### Adding and Subtracting Complex Numbers

A **term** of an algebraic expression is a part of the expression that is separated from other parts by addition or subtraction. **Like terms**, such as $3x$ and $-8x$, are terms that contain the same variable (or variables) with the same exponents. Adding and subtracting complex numbers is very similar to adding and subtracting algebraic expressions by combining like terms.

- For addition, add the real parts and add the imaginary parts.
- For subtraction, distribute the negative, and then add.

The letter $z$ is often used to represent a complex number. If an expression or equation includes two complex numbers, $z_1$ can represent the first complex number, and $z_2$ can represent the second complex number.

1) $z_1+z_2$

2) $z_1-z_2$

Write the addition and subtraction expressions. For subtraction, distribute the minus sign.

For $z_1+z_2$:Reorder so that like terms are next to each other.

For $z_1+z_2$:Combine like terms.

For $z_1+z_2$:### Multiplying Complex Numbers

### Powers of *i*

It is important to remember that $i$ is not a variable; it has a value of $\sqrt{-1}$. So, unlike powers of variables, such as $x^2$, powers of $i$ need to be simplified.

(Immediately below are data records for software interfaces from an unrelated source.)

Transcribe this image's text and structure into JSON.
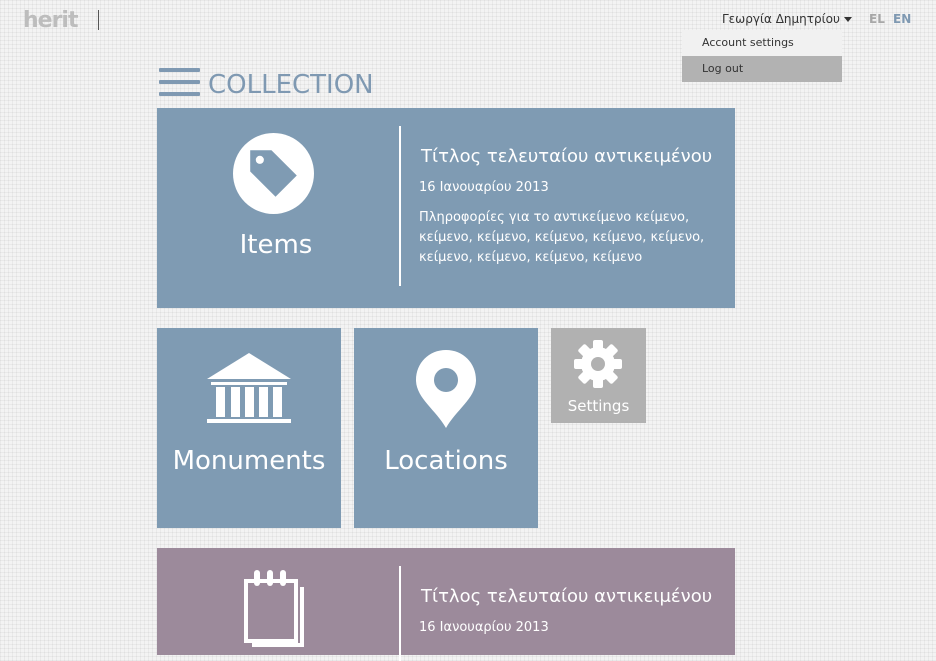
{
  "header": {
    "logo": "herit",
    "user_name": "Γεωργία Δημητρίου",
    "languages": [
      "EL",
      "EN"
    ],
    "active_language": "EN",
    "dropdown": {
      "account_settings": "Account settings",
      "log_out": "Log out"
    }
  },
  "page": {
    "title": "COLLECTION"
  },
  "tiles": {
    "items": {
      "label": "Items",
      "latest_title": "Τίτλος τελευταίου αντικειμένου",
      "latest_date": "16 Ιανουαρίου 2013",
      "latest_desc": "Πληροφορίες για το αντικείμενο κείμενο, κείμενο, κείμενο, κείμενο, κείμενο, κείμενο, κείμενο, κείμενο, κείμενο, κείμενο"
    },
    "monuments": {
      "label": "Monuments"
    },
    "locations": {
      "label": "Locations"
    },
    "settings": {
      "label": "Settings"
    },
    "notes": {
      "latest_title": "Τίτλος τελευταίου αντικειμένου",
      "latest_date": "16 Ιανουαρίου 2013"
    }
  },
  "colors": {
    "tile_blue": "#7f9bb3",
    "tile_mauve": "#9c8a9b",
    "tile_gray": "#b1b1b1",
    "accent": "#7f99b2"
  },
  "icons": {
    "items": "tag-icon",
    "monuments": "bank-icon",
    "locations": "map-pin-icon",
    "settings": "gear-icon",
    "notes": "notepad-icon",
    "menu": "hamburger-icon"
  }
}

When calculating powers of $i$ starting from $i^1$ and onward, a pattern emerges. Analyzing the pattern involves two rules of exponents: the product of powers property and the power of a power property.

The product of powers property states that two powers with the same base can be multiplied by adding their exponents. For example:### Simplifying Powers of $i$

Power of $i$ | Expanded Form | Simplified Form |
---|---|---|

$i^1$ |
$i^1=i$ |
$i$ |

$i^2$ |
$\begin{aligned}i^2&=\left(\sqrt{-1}\right)^{2}\\&=-1\end{aligned}$ |
$-1$ |

$i^3$ |
$\begin{aligned}i^3 &= i^2 \cdot i\\&=-1\cdot i\\&=-i\end{aligned}$ |
$-i$ |

$i^4$ |
$\begin{aligned}i^4&=i^2 \cdot i^2 \\&= -1 \cdot (-1)\\&=1\end{aligned}$ |
$1$ |

$i^5$ |
$\begin{aligned}i^5 &= i^4 \cdot i\\&=1\cdot i\\&=i\end{aligned}$ |
$i$ |

$i^6$ |
$\begin{aligned}i^6 &= i^4 \cdot i^2\\&=1\cdot i^2\\&=-1\end{aligned}$ |
$-1$ |

$i^7$ |
$\begin{aligned}i^7 &= i^4 \cdot i^3\\&=1\cdot i^3\\&=-i\end{aligned}$ |
$-i$ |

$i^8$ |
$\begin{aligned}i^8 &= i^4 \cdot i^4\\&=1\cdot i^4\\&=1\end{aligned}$ |
$1$ |

$i^9$ |
$\begin{aligned}i^9 &= \left(i^{4}\right)^{2} \cdot i\\&=1^{2} \cdot i\\&=i\end{aligned}$ |
$i$ |

There are only four possible values for a power of $i$, and they repeat in the pattern: $i$, -1, $-i$, 1.

Analyzing the calculations of the powers of $i$ shows that for every power greater than $i^4$, it is possible to factor out a power of $i^4$ and write it as 1.

### Products of Complex Numbers

**complex conjugate**is the number with the same real part and the opposite imaginary part, $a-bi$. For $z=a+bi$, the complex conjugate is written as $\bar z=a-bi$. The product of a complex number and its complex conjugate, or $z\bar{z}$, is a real number:

### Dividing Complex Numbers

**radical expression**is an expression that contains at least one radical sign, $\sqrt{\phantom{0}}$. Rationalizing the denominator of a fraction is the process of rewriting the fraction without a radical expression in the denominator. A denominator with two terms can be rationalized by multiplying the numerator and denominator of the fraction by the conjugate of the denominator. For the radical expression $2+\sqrt{3}$, the conjugate is $2-\sqrt{3}$. The product of a radical expression and its conjugate is a rational number.

1. Write the two numbers as a fraction: